The graduate training group PULMOSENS is dedicated to an interdisciplinary research, supported by scientists in medicine, physics, chemistry and the engineering sciences, towards the development of innovative sensory and imaging methods which solve the complex problems in the measurement and monitoring of pulmonary epithelial functions and pathological lung changes.
The lung as a organ, its basic understanding as well as its modeling and monitoring its pathological changes has a significant medical and socio-economic background. At the same time, the lung imposes a severe challenge for any measurement system due to its specific structural and functional features - in particular to be mentioned is the lack of a direct sensory access to the lower respiratory tract as well as the unique air-liquid interface (ALI).

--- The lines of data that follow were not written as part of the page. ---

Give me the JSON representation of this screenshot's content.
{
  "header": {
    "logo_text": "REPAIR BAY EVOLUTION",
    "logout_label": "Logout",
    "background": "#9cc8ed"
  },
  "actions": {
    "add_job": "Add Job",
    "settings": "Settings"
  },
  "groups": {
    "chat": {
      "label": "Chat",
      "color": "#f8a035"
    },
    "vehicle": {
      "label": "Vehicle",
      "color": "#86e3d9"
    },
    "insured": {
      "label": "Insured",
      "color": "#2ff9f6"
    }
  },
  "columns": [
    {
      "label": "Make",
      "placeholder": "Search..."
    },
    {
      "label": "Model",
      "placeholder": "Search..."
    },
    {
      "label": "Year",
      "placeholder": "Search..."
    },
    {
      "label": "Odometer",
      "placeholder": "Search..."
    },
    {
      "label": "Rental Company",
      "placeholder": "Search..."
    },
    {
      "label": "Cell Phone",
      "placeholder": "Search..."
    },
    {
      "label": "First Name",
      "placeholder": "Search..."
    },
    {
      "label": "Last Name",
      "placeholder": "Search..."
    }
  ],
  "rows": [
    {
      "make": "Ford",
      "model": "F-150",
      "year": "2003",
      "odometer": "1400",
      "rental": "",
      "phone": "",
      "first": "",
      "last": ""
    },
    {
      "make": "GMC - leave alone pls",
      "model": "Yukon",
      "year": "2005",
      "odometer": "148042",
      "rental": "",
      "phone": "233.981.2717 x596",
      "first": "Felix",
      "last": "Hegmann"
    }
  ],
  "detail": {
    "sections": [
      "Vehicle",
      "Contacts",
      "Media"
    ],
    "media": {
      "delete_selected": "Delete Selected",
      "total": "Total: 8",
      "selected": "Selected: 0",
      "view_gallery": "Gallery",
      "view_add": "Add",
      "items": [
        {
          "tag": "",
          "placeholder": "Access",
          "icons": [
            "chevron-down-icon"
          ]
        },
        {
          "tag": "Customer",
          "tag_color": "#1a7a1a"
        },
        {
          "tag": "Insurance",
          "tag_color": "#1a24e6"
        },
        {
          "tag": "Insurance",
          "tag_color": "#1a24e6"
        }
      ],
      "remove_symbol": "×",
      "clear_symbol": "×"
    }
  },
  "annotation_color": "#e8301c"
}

PULMOSENS conducts four complementary, thematically related research tracks, each of which has a challenge from the life sciences and in which new targeted sensor methods are developed. The medical questions focus on studying the individual cell, the epithelium, an artificial alveoli system as well as the organ.
The four central projects of PULMOSENS
- Secretion, in particular the mechanisms of surfactant secretion studied in type II pneumocytes
- Transepithelial transport, where the barrier function of the epithelium of the unique air-liquid interface (ALI) is analyzed
- Mechanically induced signaling cascades in the Alveolus, where the interaction of individual cell types of the epithelial and endothelial layer will be investigated in an artifical alveoli system
- Model verification and analysis of lung injury based on gas and blood analysis, in order to macroscopically evaluate the modeling and the bidirectional gas / liquid transport.
Overall, the interdisciplinary, cross-project research on these four central projects of PULMOSENS opens the opportunity to develop multimodal sensor systems that are optimally adapted to the geometric and physiologically unique conditions in the lower airways. The research is lead by experts from complementary fields such as molecular biology, physiology, experimental lung research, materials science, biophysics, analytical chemistry and nanotechnology, integrated circuit and sensor technology.
Newly developed sensors yield insight view to molecular processes
It is expected that the research enabled by the newly developed sensors will provide fundamentally new insights into the molecular processes and signaling pathways in the alveoli and the transepithelial transport processes.
On the long term, understanding the microscopic functionality of the lung along with the macroscopic findings on the overall organ will lead to new therapies for diseases such as COPD or acute lung injury after trauma and sepsis.
From a sensory perspective, lung research with the above-mentioned goals is extremely exciting due to its structural uniqueness: Only a combination of the most recent sensing methods in miniaturized form and with simultaneously high sensitivity can succeed in this context.